Interface dataset entries:
- - - - - - -

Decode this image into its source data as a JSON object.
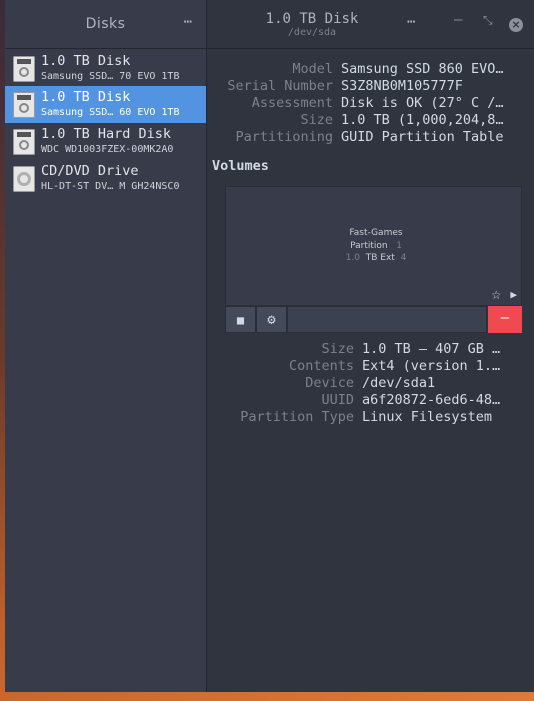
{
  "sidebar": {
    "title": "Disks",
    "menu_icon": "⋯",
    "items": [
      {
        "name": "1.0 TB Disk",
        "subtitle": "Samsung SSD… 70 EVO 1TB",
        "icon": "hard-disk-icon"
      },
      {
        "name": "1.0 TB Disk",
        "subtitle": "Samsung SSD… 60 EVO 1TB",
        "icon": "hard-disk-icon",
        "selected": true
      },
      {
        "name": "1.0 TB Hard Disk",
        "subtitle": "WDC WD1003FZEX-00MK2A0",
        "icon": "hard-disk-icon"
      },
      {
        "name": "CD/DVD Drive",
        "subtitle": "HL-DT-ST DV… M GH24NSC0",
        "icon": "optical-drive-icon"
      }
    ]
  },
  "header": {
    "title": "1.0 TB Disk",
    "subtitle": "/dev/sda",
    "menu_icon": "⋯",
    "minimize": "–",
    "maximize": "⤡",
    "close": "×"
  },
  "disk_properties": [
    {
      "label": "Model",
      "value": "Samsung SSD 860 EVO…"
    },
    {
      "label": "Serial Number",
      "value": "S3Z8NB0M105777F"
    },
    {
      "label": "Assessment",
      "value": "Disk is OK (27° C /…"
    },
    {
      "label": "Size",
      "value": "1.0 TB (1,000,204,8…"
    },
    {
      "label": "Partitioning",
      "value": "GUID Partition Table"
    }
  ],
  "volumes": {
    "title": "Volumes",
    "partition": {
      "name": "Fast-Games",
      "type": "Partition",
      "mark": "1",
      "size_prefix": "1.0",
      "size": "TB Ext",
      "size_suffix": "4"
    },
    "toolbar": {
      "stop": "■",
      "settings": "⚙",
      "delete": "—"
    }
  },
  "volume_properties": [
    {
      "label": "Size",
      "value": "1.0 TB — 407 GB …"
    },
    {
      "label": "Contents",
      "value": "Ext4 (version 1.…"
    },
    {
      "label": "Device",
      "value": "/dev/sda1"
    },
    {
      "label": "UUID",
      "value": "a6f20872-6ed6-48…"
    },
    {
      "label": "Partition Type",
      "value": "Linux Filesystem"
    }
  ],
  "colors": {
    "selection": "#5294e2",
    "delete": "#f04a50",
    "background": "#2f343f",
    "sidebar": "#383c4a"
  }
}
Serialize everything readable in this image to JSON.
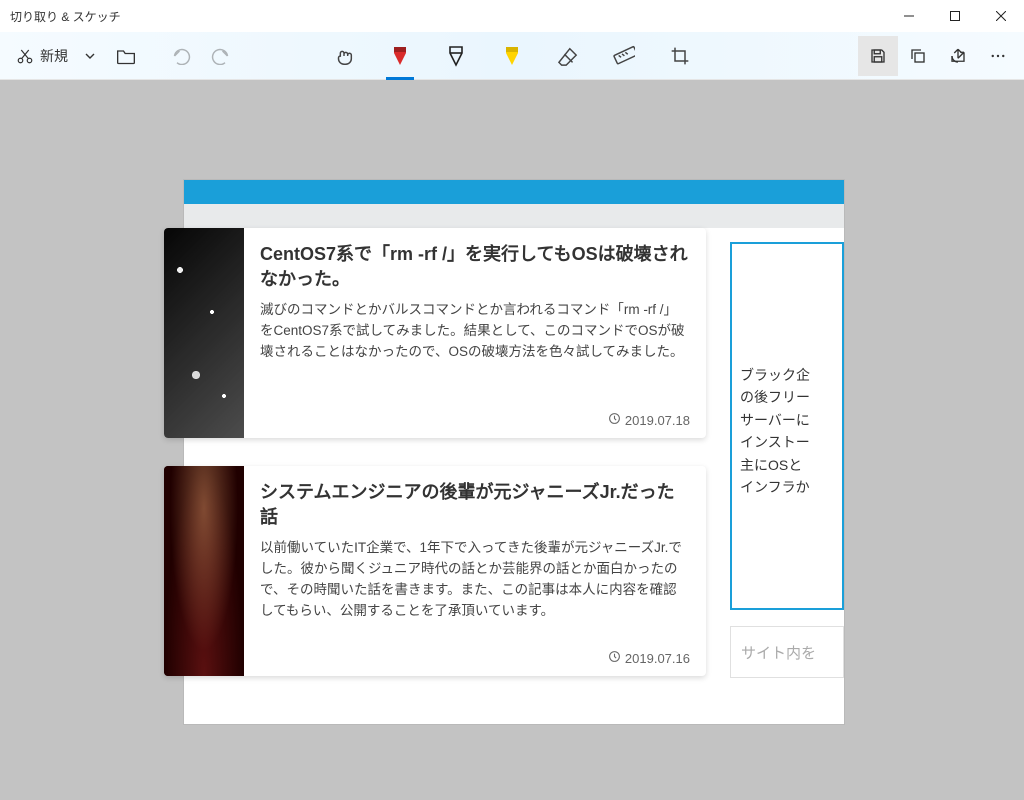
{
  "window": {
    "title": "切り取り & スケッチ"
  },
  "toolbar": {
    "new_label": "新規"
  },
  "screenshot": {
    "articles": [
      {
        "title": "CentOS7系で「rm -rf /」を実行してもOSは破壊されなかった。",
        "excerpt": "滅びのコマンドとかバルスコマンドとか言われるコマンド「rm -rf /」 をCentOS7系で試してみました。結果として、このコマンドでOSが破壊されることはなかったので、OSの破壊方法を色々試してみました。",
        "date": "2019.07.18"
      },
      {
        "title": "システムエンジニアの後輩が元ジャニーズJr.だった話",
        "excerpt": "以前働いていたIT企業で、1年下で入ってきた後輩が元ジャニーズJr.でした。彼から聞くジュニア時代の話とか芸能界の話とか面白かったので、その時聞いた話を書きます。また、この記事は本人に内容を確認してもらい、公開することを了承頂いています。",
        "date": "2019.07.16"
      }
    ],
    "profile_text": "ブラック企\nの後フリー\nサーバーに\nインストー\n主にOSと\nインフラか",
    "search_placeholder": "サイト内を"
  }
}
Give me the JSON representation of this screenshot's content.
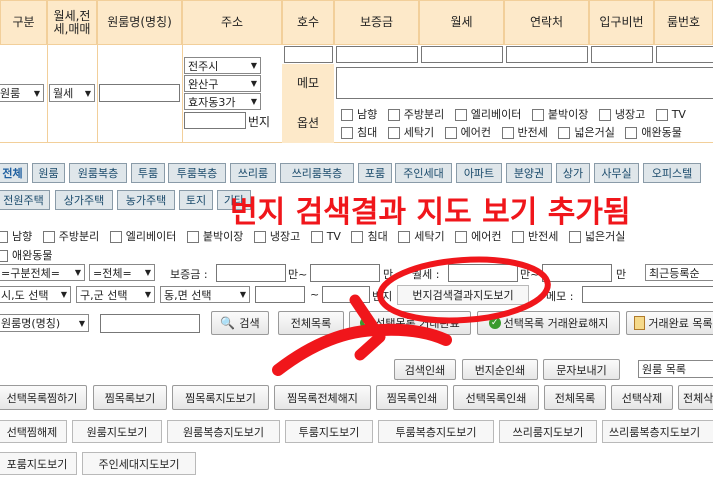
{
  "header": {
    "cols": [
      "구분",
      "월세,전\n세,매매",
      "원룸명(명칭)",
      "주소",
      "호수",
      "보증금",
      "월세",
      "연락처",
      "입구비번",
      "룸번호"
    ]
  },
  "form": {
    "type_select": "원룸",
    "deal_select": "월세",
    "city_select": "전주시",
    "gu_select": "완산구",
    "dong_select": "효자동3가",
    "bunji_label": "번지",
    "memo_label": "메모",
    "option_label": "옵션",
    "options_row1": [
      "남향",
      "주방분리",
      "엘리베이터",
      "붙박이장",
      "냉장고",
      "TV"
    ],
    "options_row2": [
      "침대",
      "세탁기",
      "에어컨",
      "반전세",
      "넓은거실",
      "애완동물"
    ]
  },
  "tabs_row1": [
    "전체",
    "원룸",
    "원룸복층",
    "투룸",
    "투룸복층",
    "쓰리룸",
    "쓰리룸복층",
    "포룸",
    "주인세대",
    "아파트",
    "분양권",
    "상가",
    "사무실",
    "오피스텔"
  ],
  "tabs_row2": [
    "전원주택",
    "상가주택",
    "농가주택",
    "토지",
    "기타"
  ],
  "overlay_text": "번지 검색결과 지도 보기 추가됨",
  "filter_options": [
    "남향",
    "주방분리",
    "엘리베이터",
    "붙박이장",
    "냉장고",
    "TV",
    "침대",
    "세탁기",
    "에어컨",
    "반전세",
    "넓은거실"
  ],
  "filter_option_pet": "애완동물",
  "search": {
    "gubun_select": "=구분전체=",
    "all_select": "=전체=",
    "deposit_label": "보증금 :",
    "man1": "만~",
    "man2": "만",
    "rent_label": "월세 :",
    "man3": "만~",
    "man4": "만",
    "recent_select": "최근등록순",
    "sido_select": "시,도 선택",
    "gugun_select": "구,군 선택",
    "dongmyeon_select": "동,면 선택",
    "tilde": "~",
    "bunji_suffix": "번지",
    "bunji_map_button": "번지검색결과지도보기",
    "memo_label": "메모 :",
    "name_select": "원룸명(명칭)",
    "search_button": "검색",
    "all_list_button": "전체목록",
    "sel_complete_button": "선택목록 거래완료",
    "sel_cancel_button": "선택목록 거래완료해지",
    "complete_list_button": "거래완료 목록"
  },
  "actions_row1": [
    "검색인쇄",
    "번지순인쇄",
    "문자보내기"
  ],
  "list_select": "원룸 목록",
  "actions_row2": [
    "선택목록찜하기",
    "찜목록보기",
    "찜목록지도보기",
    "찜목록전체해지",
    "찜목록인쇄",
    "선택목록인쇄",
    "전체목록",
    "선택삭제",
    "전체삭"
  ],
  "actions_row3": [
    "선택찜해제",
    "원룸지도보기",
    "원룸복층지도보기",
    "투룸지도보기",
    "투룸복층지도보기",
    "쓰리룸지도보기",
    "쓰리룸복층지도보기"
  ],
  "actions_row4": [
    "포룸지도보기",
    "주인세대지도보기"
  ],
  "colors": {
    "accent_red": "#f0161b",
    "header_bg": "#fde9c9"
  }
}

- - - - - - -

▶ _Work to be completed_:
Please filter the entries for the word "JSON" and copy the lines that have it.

▶ _Answer to this problem_:
Decode this image into its source data as a JSON object.
Serialize everything readable in this image to JSON.
Give me the JSON representation of this screenshot's content.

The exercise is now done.